At 04:43 PM 5/23/2002, Paul Prescod wrote:
>Guy Steele - Sun Microsystems Labs wrote:
> >
> >...
> >
> > This is interesting data, and an interesting follow-up
> > questions would be:  Are there any places in that 50,000
> > lines of code where reduce *could* have been used but some
> > other programming idiom was used instead?
>A little hard to check with a grep but it sort of stands to reason. I
>would never think to use reduce in my code.
> > ... And, if so, what
> > are the reasons that other idioms were used instead of reduce?
>You learn the for-loop in programming 101. You can't, in general, avoid
>using it in Python for very long. You can get away without using reduce.
>IMHO, you can increase code consistency (and thus readability) by using
>for-loops instead of reduce.
>Pattern 1:
> >>> x = reduce(lambda y,z:y+z, range(2,20))
>Pattern 2:
> >>> x=0
> >>> for i in range(2,20): x+=i
>Three statements rather than one, but two variables rather than three,
>and 0 functions. And dumping a lambda is almost always a good idea.
> > I ask this question because I have seen a fair amount of
> > Lisp code where REDUCE could have been used but the programmer,
> > more comfortable with another idiom, chose to use LOOP or to
> > write his own recursive or iterative procedure.

There may be several reasons for this.  Here's some suspects:
1.  Why are we picking on reduce?  There are lots of constructs that aren't 
used often.
2.  Reduce makes sense if you're operating on a list of unknown length.
3.  If you know the length, or are interested in performance in a language 
that doesn't optimize reduce, you might pick something else.
4.  I agree the Common Lisp has lots of other loop idioms.

>That is also an interesting data point. Is it your sense that these are
>people still thinking in another language or are they experienced
>map and filter were more popular, but hopefully will disappear now that
>we have list comprehensions.
>One central difference between the Python style (and this goes for most
>OO languages) and the Lisp style is that Python programmers are
>discouraged from building up large anonymous expressions. Reduce would
>be really useful if I had a reason to want large anonymous expressions.
>Instead, Python programmers collect values a little bit at a time in

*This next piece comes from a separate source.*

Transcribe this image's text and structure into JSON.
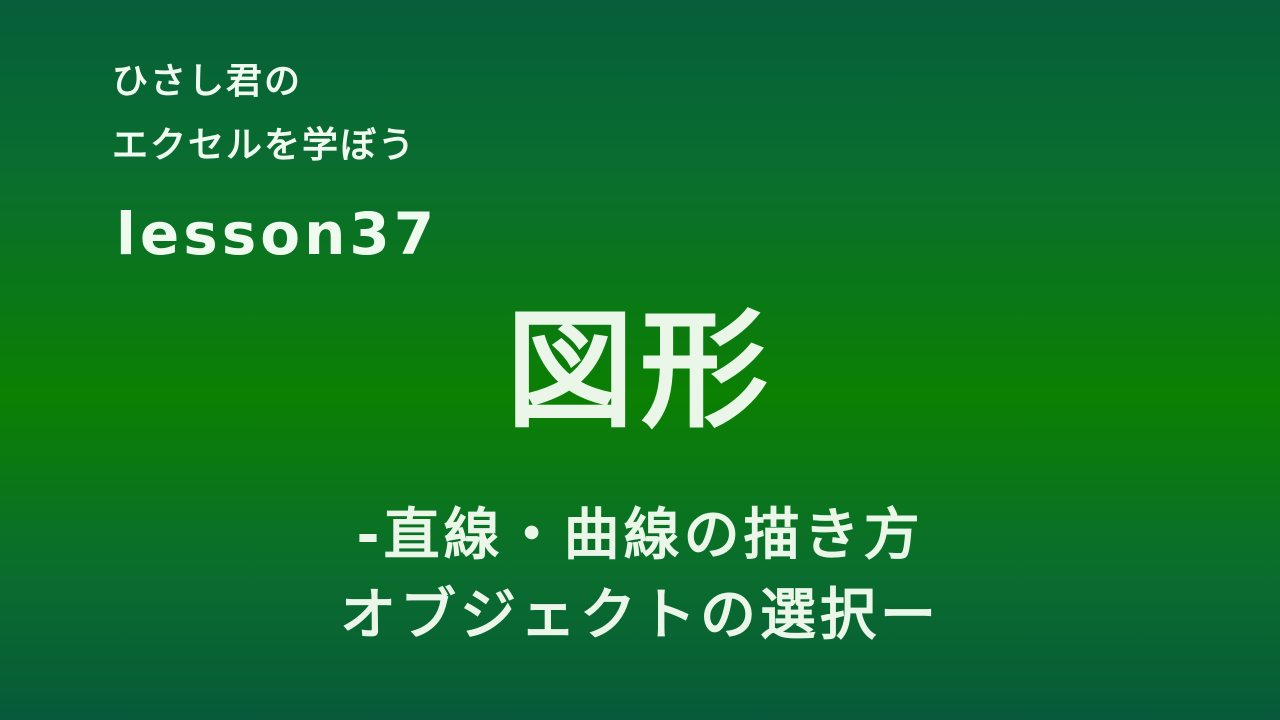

Although, you had a nice example that saved a variable.
Java programmers do that to, why?  Is it because they learn that idiom form 
the language, or reading other peoples code?

I find it particularly annoying to use a variable in Java, because i have 
to declare the type on both sides of the =.  In Python, it must be more